The data shown below were compiled from readership statistics for 68 Mendeley readers of this research output. Click here to see the associated Mendeley record.

Geographical breakdown

Country Count As %
India 1 1%
Brazil 1 1%
Taiwan 1 1%
Uruguay 1 1%
Unknown 64 94%

Demographic breakdown

Readers by professional status Count As %
Student > Master 17 25%
Unspecified 9 13%
Student > Ph. D. Student 8 12%
Professor 7 10%
Student > Bachelor 6 9%
Other 21 31%
Readers by discipline Count As %
Medicine and Dentistry 48 71%
Unspecified 11 16%
Nursing and Health Professions 4 6%
Psychology 2 3%
Social Sciences 1 1%
Other 2 3%

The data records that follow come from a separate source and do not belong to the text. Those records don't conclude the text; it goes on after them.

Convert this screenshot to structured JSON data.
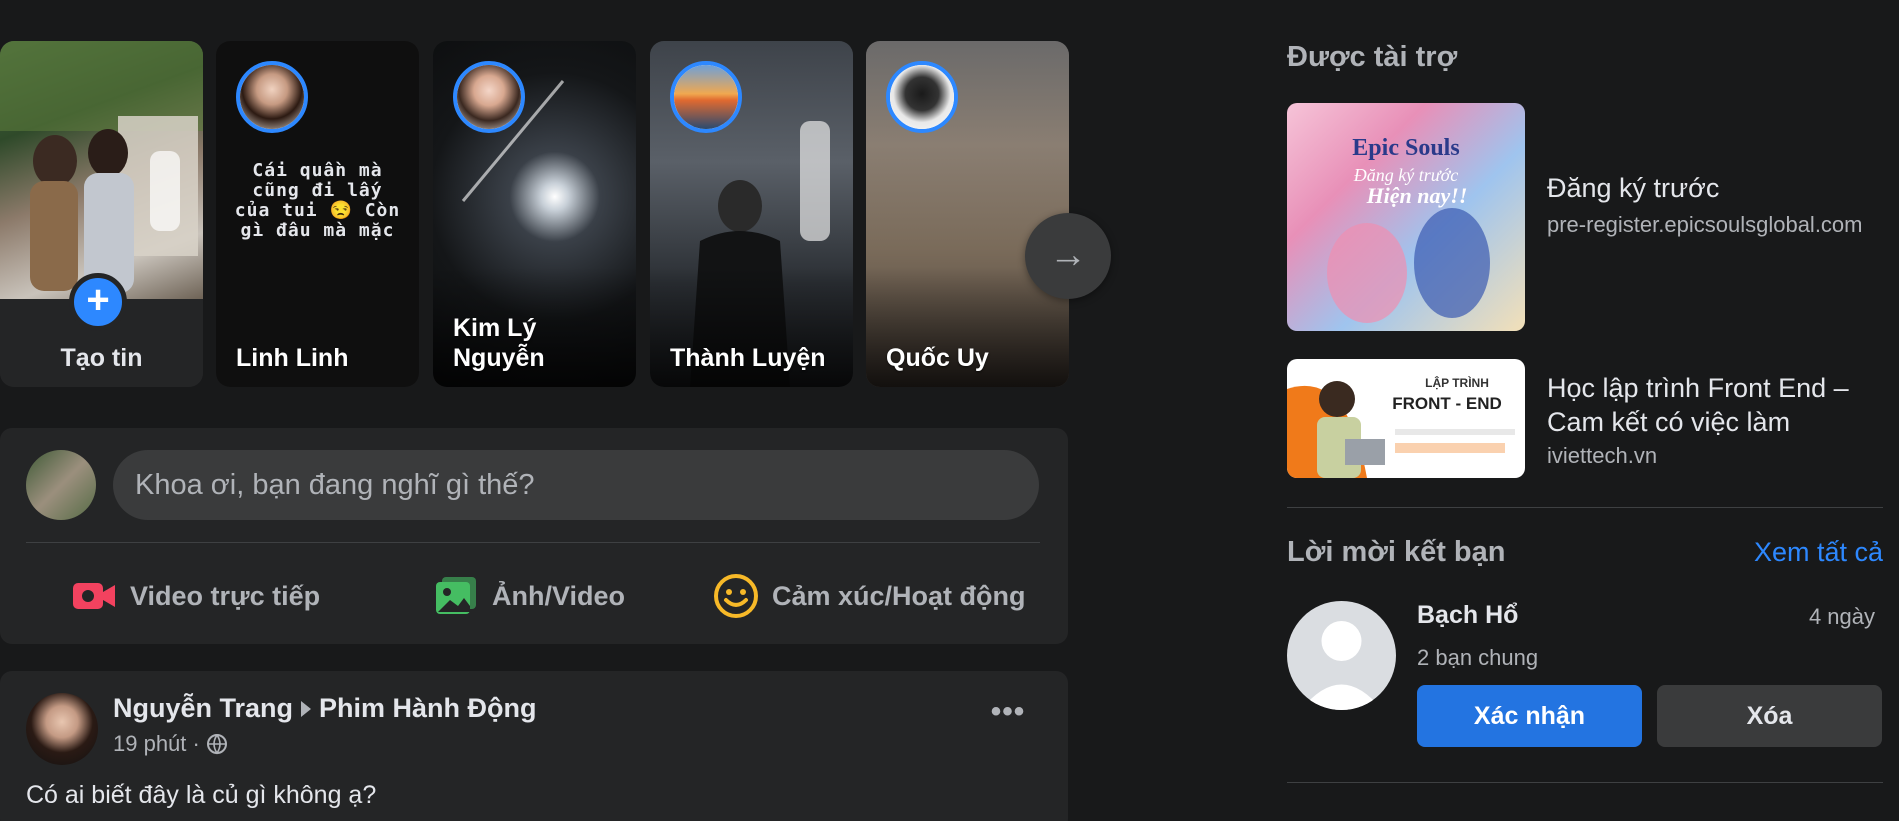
{
  "stories": {
    "create": {
      "label": "Tạo tin"
    },
    "items": [
      {
        "name": "Linh Linh",
        "caption": "Cái quần mà cũng đi lấy của tui 😒 Còn gì đâu mà mặc"
      },
      {
        "name": "Kim Lý Nguyễn",
        "caption": ""
      },
      {
        "name": "Thành Luyện",
        "caption": ""
      },
      {
        "name": "Quốc Uy",
        "caption": ""
      }
    ],
    "next_icon": "→"
  },
  "composer": {
    "placeholder": "Khoa ơi, bạn đang nghĩ gì thế?",
    "actions": [
      {
        "label": "Video trực tiếp",
        "icon": "live-video-icon",
        "color": "#f3425f"
      },
      {
        "label": "Ảnh/Video",
        "icon": "photo-icon",
        "color": "#45bd62"
      },
      {
        "label": "Cảm xúc/Hoạt động",
        "icon": "feeling-icon",
        "color": "#f7b928"
      }
    ]
  },
  "post": {
    "author": "Nguyễn Trang",
    "group": "Phim Hành Động",
    "time": "19 phút · ",
    "text": "Có ai biết đây là củ gì không ạ?"
  },
  "sponsored": {
    "title": "Được tài trợ",
    "ads": [
      {
        "title": "Đăng ký trước",
        "domain": "pre-register.epicsoulsglobal.com",
        "thumb_text": "Epic Souls — Đăng ký trước Hiện nay!!"
      },
      {
        "title": "Học lập trình Front End – Cam kết có việc làm",
        "domain": "iviettech.vn",
        "thumb_text": "LẬP TRÌNH FRONT - END"
      }
    ]
  },
  "friend_requests": {
    "title": "Lời mời kết bạn",
    "see_all": "Xem tất cả",
    "request": {
      "name": "Bạch Hổ",
      "time": "4 ngày",
      "mutual": "2 bạn chung",
      "confirm": "Xác nhận",
      "delete": "Xóa"
    }
  },
  "colors": {
    "background": "#18191a",
    "card": "#242526",
    "accent": "#2d88ff",
    "text": "#e4e6eb",
    "secondary_text": "#b0b3b8"
  }
}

Attention Score in Context

This research output has an Altmetric Attention Score of 1. This is our high-level measure of the quality and quantity of online attention that it has received. This Attention Score, as well as the ranking and number of research outputs shown below, was calculated when the research output was last mentioned on 18 December 2015.
All research outputs
#9,618,929
of 12,527,219 outputs
Outputs from Cochrane database of systematic reviews
#8,634
of 8,923 outputs
Outputs of similar age
#216,740
of 347,851 outputs
Outputs of similar age from Cochrane database of systematic reviews
#185
of 207 outputs
Altmetric has tracked 12,527,219 research outputs across all sources so far. This one is in the 19th percentile – i.e., 19% of other outputs scored the same or lower than it.
So far Altmetric has tracked 8,923 research outputs from this source. They typically receive a lot more attention than average, with a mean Attention Score of 21.2. This one is in the 10th percentile – i.e., 10% of its peers scored the same or lower than it.
Older research outputs will score higher simply because they've had more time to accumulate mentions. To account for age we can compare this Altmetric Attention Score to the 347,851 tracked outputs that were published within six weeks on either side of this one in any source. This one is in the 31st percentile – i.e., 31% of its contemporaries scored the same or lower than it.
We're also able to compare this research output to 207 others from the same source and published within six weeks on either side of this one. This one is in the 9th percentile – i.e., 9% of its contemporaries scored the same or lower than it.